Impact of Weddell Sea deep convection on natural and anthropogenic carbon in a climate model

Raffaele Bernardello, Irina Marinov, Jaime B. Palter, Eric D. Galbraith, Jorge Louis Sarmiento

Research output: Contribution to journalArticlepeer-review

39 Scopus citations

Abstract

A climate model is used to investigate the influence of Weddell Sea open ocean deep convection on anthropogenic and natural carbon uptake for the period 1860-2100. In a three-member ensemble climate change simulation, convection ceases on average by year 1981, weakening the net oceanic cumulative uptake of atmospheric CO2 by year 2100 (-4.3 Pg C) relative to an ocean that has continued convection. This net weakening results from a decrease in anthropogenic carbon uptake (-10.1 Pg C), partly offset by an increase in natural carbon storage (+5.8 Pg C). Despite representing only 4% of its area, the Weddell Sea is responsible for 22% of the Southern Ocean decrease in total climate-driven carbon uptake and 52% of the decrease in the anthropogenic component of oceanic uptake. Although this is a model-specific result, it illustrates the potential of deep convection to produce an intermodel spread in future projections of ocean carbon uptake.

Original languageEnglish (US)
Pages (from-to)7262-7269
Number of pages8
JournalGeophysical Research Letters
Volume41
Issue number20
DOIs
StatePublished - Oct 28 2014

All Science Journal Classification (ASJC) codes

  • Geophysics
  • General Earth and Planetary Sciences

Keywords

  • Weddell sea
  • carbon uptake
  • climate change
  • open ocean deep convection

Fingerprint
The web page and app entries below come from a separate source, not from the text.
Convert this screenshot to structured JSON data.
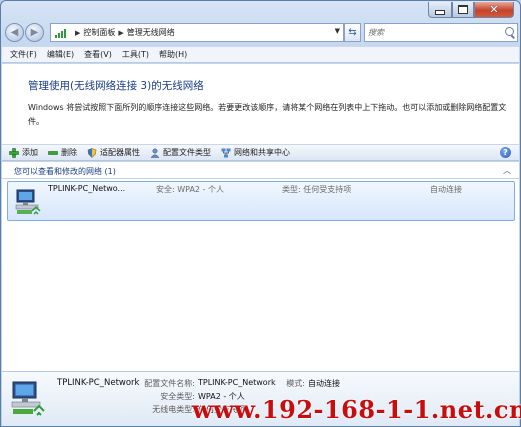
{
  "window": {
    "caption_buttons": {
      "minimize": "minimize-icon",
      "maximize": "maximize-icon",
      "close": "close-icon"
    }
  },
  "nav": {
    "breadcrumb": [
      "控制面板",
      "管理无线网络"
    ],
    "search_placeholder": "搜索"
  },
  "menu": [
    "文件(F)",
    "编辑(E)",
    "查看(V)",
    "工具(T)",
    "帮助(H)"
  ],
  "header": {
    "title": "管理使用(无线网络连接 3)的无线网络",
    "description": "Windows 将尝试按照下面所列的顺序连接这些网络。若要更改该顺序，请将某个网络在列表中上下拖动。也可以添加或删除网络配置文件。"
  },
  "toolbar": {
    "items": [
      {
        "label": "添加",
        "icon": "add-icon"
      },
      {
        "label": "删除",
        "icon": "remove-icon"
      },
      {
        "label": "适配器属性",
        "icon": "adapter-shield-icon"
      },
      {
        "label": "配置文件类型",
        "icon": "profile-user-icon"
      },
      {
        "label": "网络和共享中心",
        "icon": "network-center-icon"
      }
    ],
    "help_icon": "help-icon"
  },
  "list": {
    "group_title": "您可以查看和修改的网络 (1)",
    "networks": [
      {
        "name": "TPLINK-PC_Netwo...",
        "security": "安全: WPA2 - 个人",
        "type": "类型: 任何受支持项",
        "mode": "自动连接"
      }
    ]
  },
  "details": {
    "name": "TPLINK-PC_Network",
    "profile_label": "配置文件名称:",
    "profile_value": "TPLINK-PC_Network",
    "mode_label": "模式:",
    "mode_value": "自动连接",
    "security_label": "安全类型:",
    "security_value": "WPA2 - 个人",
    "radio_label": "无线电类型:",
    "radio_value": "任何受支持项"
  },
  "watermark": "www.192-168-1-1.net.cn",
  "colors": {
    "accent_heading": "#1a3e82",
    "selection_fill": "#d5e6fb",
    "watermark": "#c70e0e"
  }
}
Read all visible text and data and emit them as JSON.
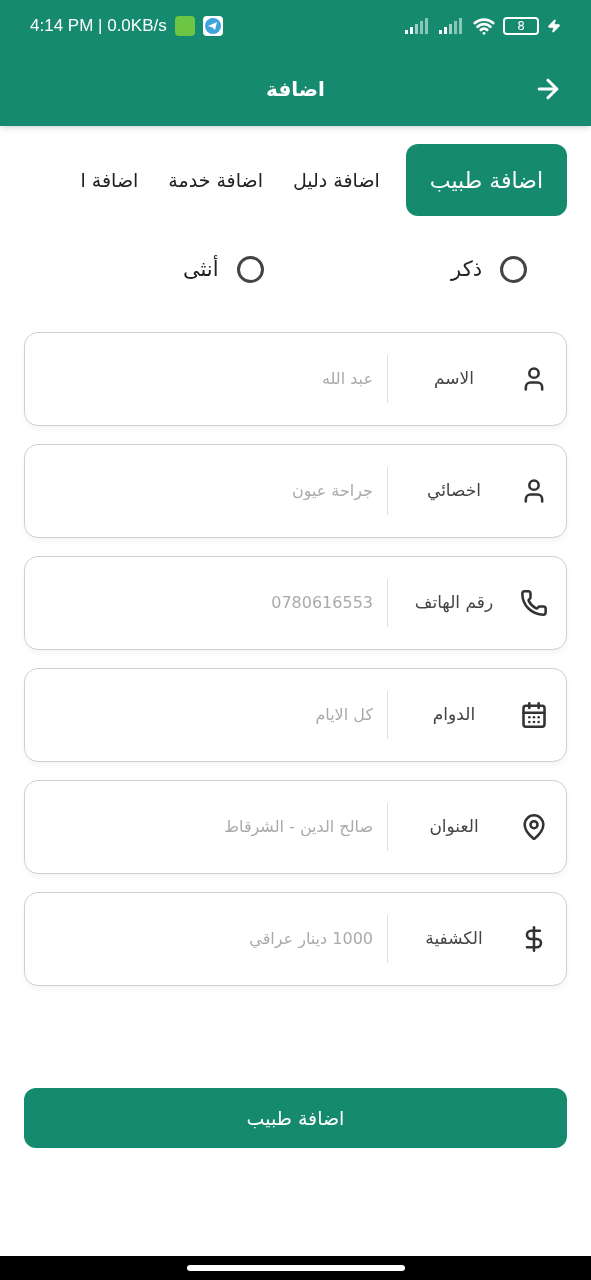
{
  "status_bar": {
    "time": "4:14 PM | 0.0KB/s",
    "battery": "8"
  },
  "header": {
    "title": "اضافة"
  },
  "tabs": [
    {
      "label": "اضافة طبيب",
      "selected": true
    },
    {
      "label": "اضافة دليل",
      "selected": false
    },
    {
      "label": "اضافة خدمة",
      "selected": false
    },
    {
      "label": "اضافة ا",
      "selected": false
    }
  ],
  "gender": [
    {
      "label": "ذكر",
      "selected": false
    },
    {
      "label": "أنثى",
      "selected": false
    }
  ],
  "fields": [
    {
      "kind": "person",
      "label": "الاسم",
      "placeholder": "عبد الله"
    },
    {
      "kind": "person",
      "label": "اخصائي",
      "placeholder": "جراحة عيون"
    },
    {
      "kind": "phone",
      "label": "رقم الهاتف",
      "placeholder": "0780616553"
    },
    {
      "kind": "calendar",
      "label": "الدوام",
      "placeholder": "كل الايام"
    },
    {
      "kind": "pin",
      "label": "العنوان",
      "placeholder": "صالح الدين - الشرقاط"
    },
    {
      "kind": "money",
      "label": "الكشفية",
      "placeholder": "1000 دينار عراقي"
    }
  ],
  "submit": "اضافة طبيب"
}
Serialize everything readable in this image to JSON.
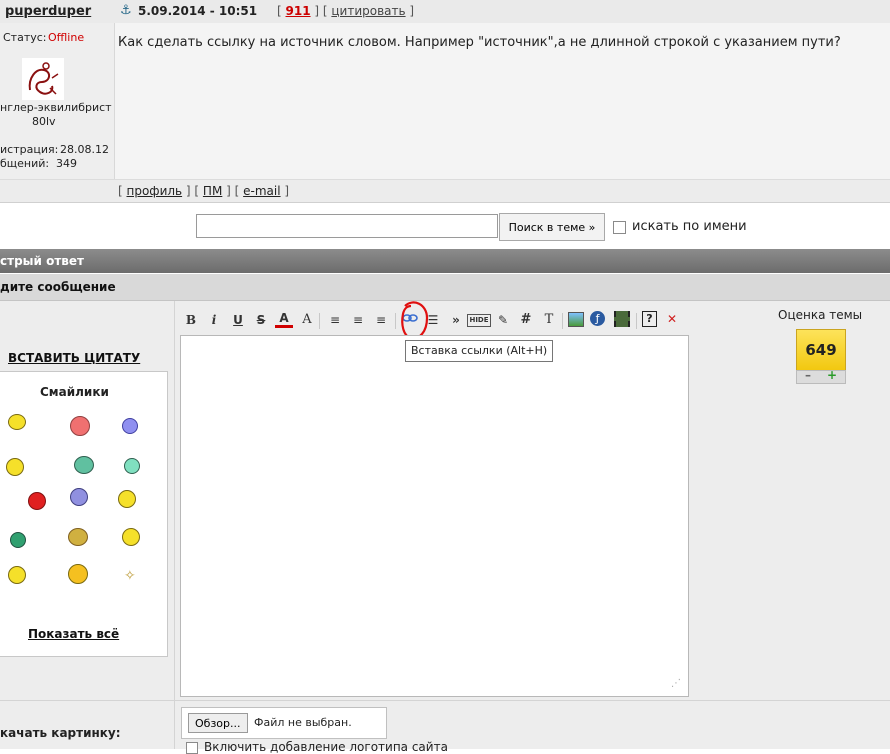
{
  "post": {
    "author": "puperduper",
    "date": "5.09.2014 - 10:51",
    "post_number": "911",
    "quote_link": "цитировать",
    "status_label": "Статус:",
    "status_value": "Offline",
    "user_rank": "нглер-эквилибрист",
    "user_level": "80lv",
    "reg_label": "истрация:",
    "reg_date": "28.08.12",
    "posts_label": "бщений:",
    "posts_count": "349",
    "message": "Как сделать ссылку на источник словом. Например \"источник\",а не длинной строкой с указанием пути?",
    "footer_links": [
      "профиль",
      "ПМ",
      "e-mail"
    ]
  },
  "search": {
    "value": "",
    "button_label": "Поиск в теме »",
    "by_name_label": "искать по имени"
  },
  "quick_reply": {
    "title": "стрый ответ",
    "subtitle": "дите сообщение"
  },
  "sidebar": {
    "insert_quote": "ВСТАВИТЬ ЦИТАТУ",
    "smilies_title": "Смайлики",
    "show_all": "Показать всё"
  },
  "toolbar": {
    "buttons": [
      "B",
      "i",
      "U",
      "S",
      "A",
      "A",
      "≡",
      "≡",
      "≡",
      "link",
      "list",
      "»",
      "HIDE",
      "edit",
      "#",
      "T",
      "image",
      "flash",
      "video",
      "help",
      "close"
    ],
    "tooltip": "Вставка ссылки (Alt+H)"
  },
  "rating": {
    "label": "Оценка темы",
    "value": "649",
    "minus": "–",
    "plus": "+"
  },
  "upload": {
    "label": "качать картинку:",
    "browse_button": "Обзор...",
    "no_file": "Файл не выбран.",
    "logo_checkbox": "Включить добавление логотипа сайта"
  },
  "colors": {
    "offline": "#d00000",
    "post_number": "#cc0000",
    "rating_bg": "#f7d21c",
    "annotation": "#e01010"
  }
}
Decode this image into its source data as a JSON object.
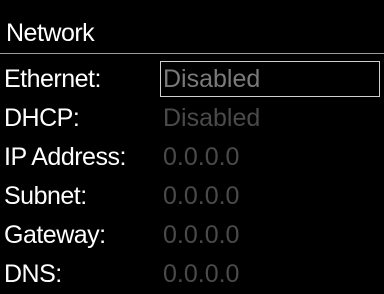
{
  "header": {
    "title": "Network"
  },
  "fields": [
    {
      "label": "Ethernet:",
      "value": "Disabled"
    },
    {
      "label": "DHCP:",
      "value": "Disabled"
    },
    {
      "label": "IP Address:",
      "value": "0.0.0.0"
    },
    {
      "label": "Subnet:",
      "value": "0.0.0.0"
    },
    {
      "label": "Gateway:",
      "value": "0.0.0.0"
    },
    {
      "label": "DNS:",
      "value": "0.0.0.0"
    }
  ],
  "colors": {
    "background": "#000000",
    "label_text": "#ffffff",
    "value_text_disabled": "#4a4a4a",
    "selection_border": "#cfcfcf"
  }
}
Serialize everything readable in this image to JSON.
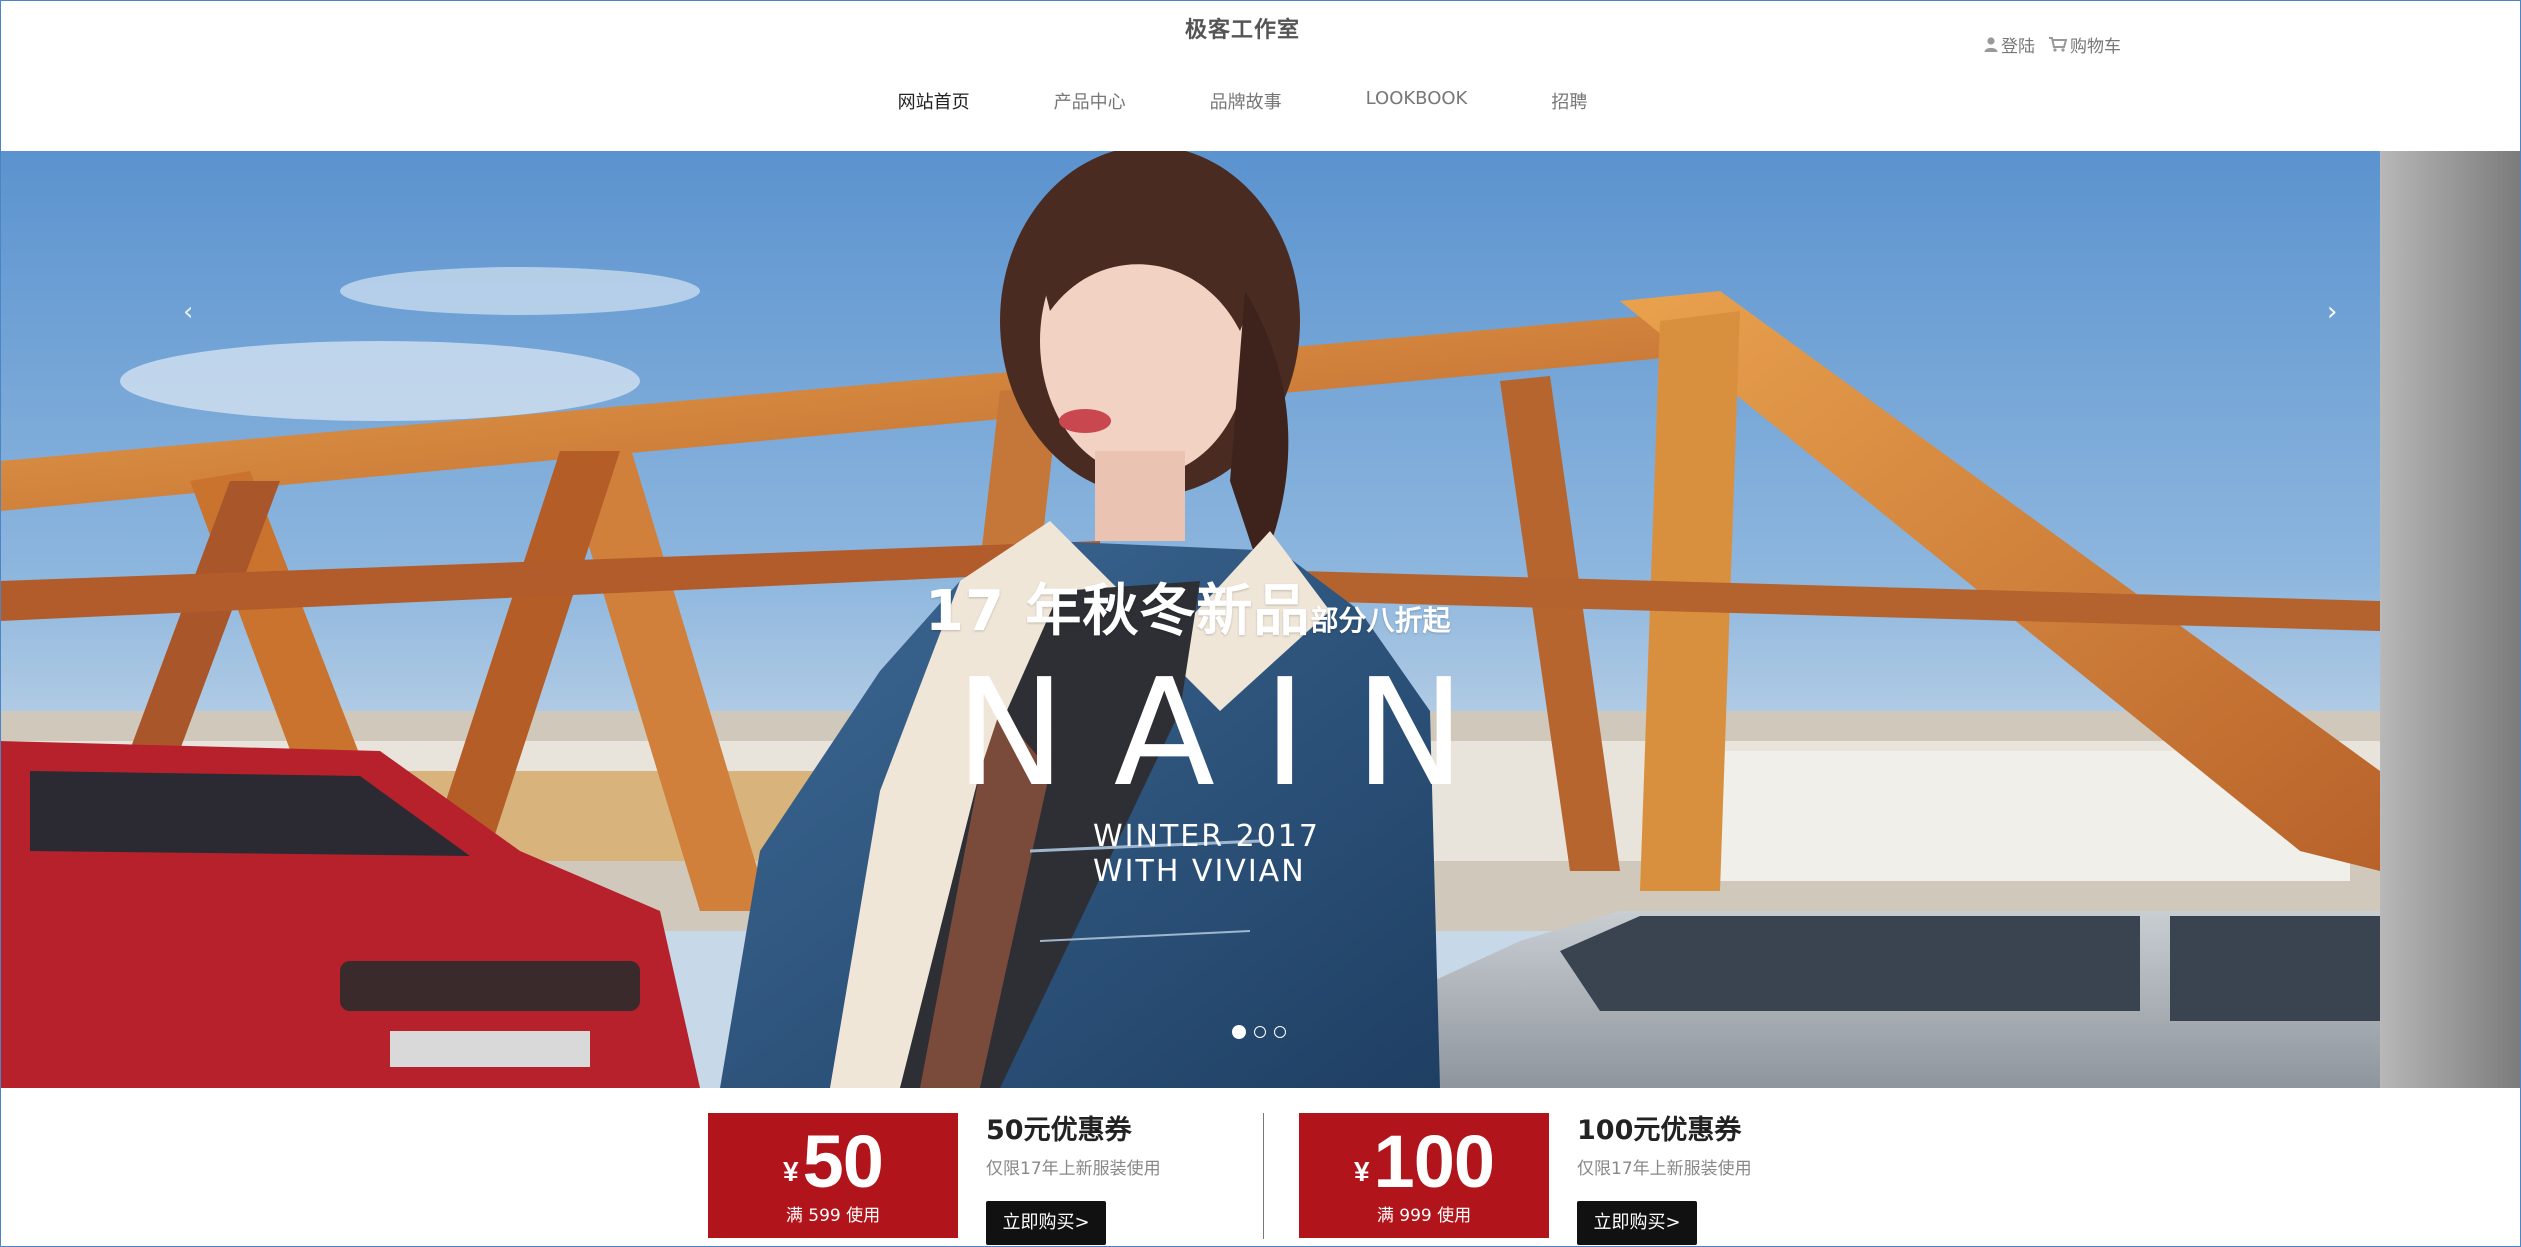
{
  "header": {
    "brand": "极客工作室",
    "login_label": "登陆",
    "cart_label": "购物车"
  },
  "nav": [
    {
      "label": "网站首页",
      "active": true
    },
    {
      "label": "产品中心",
      "active": false
    },
    {
      "label": "品牌故事",
      "active": false
    },
    {
      "label": "LOOKBOOK",
      "active": false
    },
    {
      "label": "招聘",
      "active": false
    }
  ],
  "hero": {
    "prev_arrow": "‹",
    "next_arrow": "›",
    "headline_big": "17 年秋冬新品",
    "headline_small": "部分八折起",
    "logo_word": "NAIN",
    "season_line1": "WINTER 2017",
    "season_line2": "WITH VIVIAN",
    "slides_total": 3,
    "active_slide": 1
  },
  "coupons": [
    {
      "currency": "¥",
      "amount": "50",
      "condition": "满 599 使用",
      "title": "50元优惠券",
      "desc": "仅限17年上新服装使用",
      "button": "立即购买>"
    },
    {
      "currency": "¥",
      "amount": "100",
      "condition": "满 999 使用",
      "title": "100元优惠券",
      "desc": "仅限17年上新服装使用",
      "button": "立即购买>"
    }
  ],
  "colors": {
    "coupon_red": "#b1141a",
    "button_black": "#111111",
    "sky_blue": "#6f9fcf",
    "bridge_orange": "#d98a3a"
  }
}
Dive into the research topics of 'Impact of Weddell Sea deep convection on natural and anthropogenic carbon in a climate model'. Together they form a unique fingerprint.

Cite this